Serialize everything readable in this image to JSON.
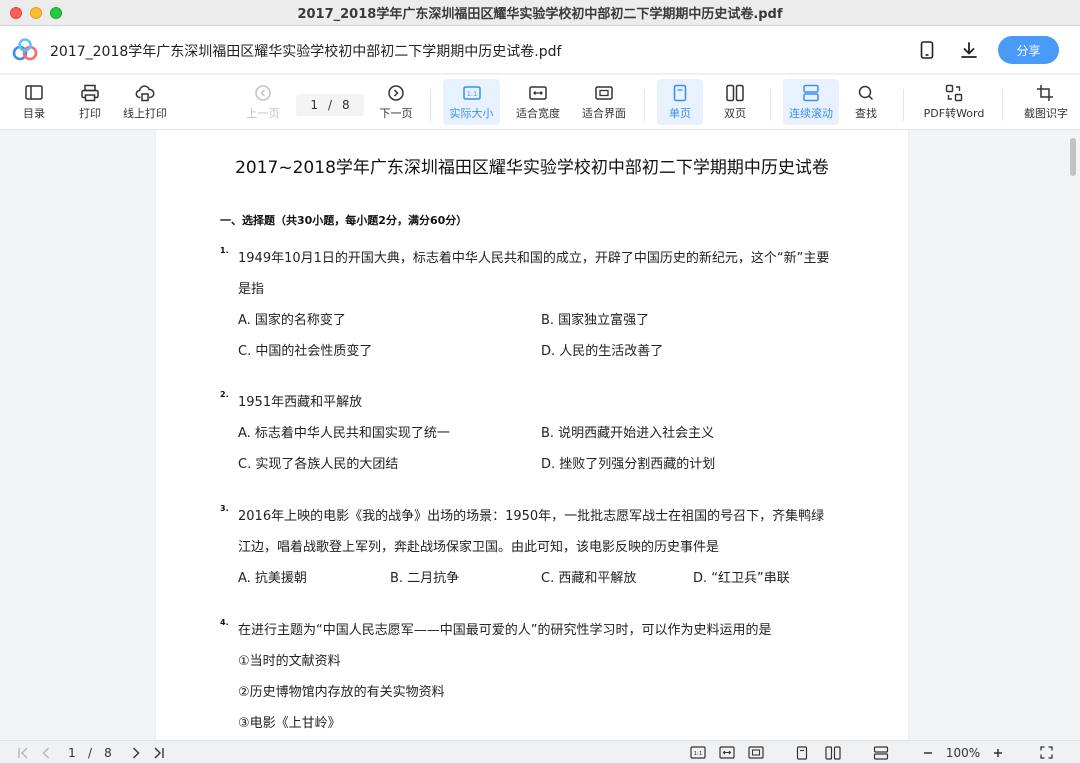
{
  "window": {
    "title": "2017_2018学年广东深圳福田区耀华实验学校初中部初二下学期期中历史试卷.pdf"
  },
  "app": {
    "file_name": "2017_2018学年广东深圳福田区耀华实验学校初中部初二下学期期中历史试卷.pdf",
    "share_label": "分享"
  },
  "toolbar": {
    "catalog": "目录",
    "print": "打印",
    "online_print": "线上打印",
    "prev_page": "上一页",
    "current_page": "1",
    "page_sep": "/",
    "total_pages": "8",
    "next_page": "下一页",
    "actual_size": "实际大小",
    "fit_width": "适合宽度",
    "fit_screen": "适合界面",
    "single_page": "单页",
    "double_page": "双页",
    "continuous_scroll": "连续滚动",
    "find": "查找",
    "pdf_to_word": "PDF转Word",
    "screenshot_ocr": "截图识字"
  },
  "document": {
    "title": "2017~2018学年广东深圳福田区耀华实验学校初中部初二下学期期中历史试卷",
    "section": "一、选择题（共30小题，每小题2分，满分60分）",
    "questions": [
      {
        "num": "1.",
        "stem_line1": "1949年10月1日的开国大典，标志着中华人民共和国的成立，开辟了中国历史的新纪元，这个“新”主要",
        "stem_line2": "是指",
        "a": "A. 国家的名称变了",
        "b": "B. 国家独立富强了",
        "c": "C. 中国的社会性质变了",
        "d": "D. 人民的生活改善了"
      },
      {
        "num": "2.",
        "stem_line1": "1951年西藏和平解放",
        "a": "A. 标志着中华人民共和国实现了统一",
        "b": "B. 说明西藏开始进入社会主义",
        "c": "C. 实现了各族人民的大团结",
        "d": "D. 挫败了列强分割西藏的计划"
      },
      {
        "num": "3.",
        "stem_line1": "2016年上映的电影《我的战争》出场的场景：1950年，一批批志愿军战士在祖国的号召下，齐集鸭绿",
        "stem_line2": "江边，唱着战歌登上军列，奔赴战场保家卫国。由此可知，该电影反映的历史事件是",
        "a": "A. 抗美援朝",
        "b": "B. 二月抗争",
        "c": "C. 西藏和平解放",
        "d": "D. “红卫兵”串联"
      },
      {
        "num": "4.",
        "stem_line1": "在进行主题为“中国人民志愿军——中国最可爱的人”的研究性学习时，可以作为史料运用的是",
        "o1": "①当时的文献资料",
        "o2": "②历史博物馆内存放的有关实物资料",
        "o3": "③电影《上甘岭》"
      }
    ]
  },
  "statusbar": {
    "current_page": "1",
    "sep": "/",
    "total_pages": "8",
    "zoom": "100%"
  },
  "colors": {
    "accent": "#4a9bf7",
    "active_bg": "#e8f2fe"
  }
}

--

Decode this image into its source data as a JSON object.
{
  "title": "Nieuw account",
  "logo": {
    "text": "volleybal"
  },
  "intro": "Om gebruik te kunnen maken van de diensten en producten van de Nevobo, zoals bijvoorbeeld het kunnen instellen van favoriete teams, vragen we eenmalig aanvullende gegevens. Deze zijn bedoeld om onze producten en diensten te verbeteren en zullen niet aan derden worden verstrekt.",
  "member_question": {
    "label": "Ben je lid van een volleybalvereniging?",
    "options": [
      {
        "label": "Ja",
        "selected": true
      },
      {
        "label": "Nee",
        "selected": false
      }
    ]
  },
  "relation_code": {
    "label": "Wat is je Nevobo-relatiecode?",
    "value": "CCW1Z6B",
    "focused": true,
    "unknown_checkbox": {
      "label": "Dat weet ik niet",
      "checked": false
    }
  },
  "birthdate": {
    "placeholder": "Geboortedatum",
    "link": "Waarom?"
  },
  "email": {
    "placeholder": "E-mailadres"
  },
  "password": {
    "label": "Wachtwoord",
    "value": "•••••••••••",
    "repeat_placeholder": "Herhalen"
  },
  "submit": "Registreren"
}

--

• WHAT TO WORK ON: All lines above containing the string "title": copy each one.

• RESPONSE:
    "title": "2017_2018学年广东深圳福田区耀华实验学校初中部初二下学期期中历史试卷.pdf"
    "title": "2017~2018学年广东深圳福田区耀华实验学校初中部初二下学期期中历史试卷",
  "title": "Nieuw account",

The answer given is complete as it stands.